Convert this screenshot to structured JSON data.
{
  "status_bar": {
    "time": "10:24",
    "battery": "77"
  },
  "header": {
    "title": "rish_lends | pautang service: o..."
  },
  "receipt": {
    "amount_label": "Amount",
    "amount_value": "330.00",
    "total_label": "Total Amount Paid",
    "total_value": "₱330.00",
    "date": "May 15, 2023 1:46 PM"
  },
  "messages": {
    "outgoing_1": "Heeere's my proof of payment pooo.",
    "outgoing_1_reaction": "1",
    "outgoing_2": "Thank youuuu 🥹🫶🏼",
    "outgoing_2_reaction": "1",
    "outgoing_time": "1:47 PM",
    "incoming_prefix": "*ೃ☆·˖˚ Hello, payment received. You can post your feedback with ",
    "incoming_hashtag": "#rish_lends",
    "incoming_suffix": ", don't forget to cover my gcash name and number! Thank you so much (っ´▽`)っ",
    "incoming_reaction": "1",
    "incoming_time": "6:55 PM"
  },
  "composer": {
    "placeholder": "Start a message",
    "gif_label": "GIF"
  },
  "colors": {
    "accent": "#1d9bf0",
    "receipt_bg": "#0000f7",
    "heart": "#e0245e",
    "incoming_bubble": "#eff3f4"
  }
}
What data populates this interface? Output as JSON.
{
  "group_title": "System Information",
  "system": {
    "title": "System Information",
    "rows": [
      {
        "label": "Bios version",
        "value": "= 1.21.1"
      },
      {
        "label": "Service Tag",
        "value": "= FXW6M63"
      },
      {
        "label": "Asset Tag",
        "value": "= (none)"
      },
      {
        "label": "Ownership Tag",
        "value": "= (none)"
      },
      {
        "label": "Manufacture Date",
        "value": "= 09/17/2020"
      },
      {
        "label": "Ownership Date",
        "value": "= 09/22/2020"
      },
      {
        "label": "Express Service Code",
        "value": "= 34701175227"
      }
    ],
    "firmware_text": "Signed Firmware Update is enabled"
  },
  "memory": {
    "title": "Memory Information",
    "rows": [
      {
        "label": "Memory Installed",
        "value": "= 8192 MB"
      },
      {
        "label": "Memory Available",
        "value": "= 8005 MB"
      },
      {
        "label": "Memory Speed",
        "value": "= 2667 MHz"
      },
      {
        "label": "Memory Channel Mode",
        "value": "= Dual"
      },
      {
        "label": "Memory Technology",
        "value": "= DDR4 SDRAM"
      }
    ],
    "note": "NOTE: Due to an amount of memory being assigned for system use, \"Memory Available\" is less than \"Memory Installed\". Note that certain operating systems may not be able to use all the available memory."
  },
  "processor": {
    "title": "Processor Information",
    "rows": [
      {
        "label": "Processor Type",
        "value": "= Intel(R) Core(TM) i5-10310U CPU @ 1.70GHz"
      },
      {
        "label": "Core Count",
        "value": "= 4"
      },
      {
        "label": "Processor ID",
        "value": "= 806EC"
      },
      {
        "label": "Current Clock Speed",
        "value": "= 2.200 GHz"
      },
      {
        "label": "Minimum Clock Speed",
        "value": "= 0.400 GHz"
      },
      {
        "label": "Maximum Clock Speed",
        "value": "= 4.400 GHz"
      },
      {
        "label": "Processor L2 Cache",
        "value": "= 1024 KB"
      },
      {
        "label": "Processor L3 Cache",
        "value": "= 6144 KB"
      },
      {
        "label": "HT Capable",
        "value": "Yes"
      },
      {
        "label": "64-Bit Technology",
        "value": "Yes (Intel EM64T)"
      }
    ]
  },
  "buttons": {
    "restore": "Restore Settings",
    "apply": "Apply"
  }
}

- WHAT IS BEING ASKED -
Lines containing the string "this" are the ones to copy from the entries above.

- SOLUTION -
Convert this screenshot to structured JSON data.
What data populates this interface? Output as JSON.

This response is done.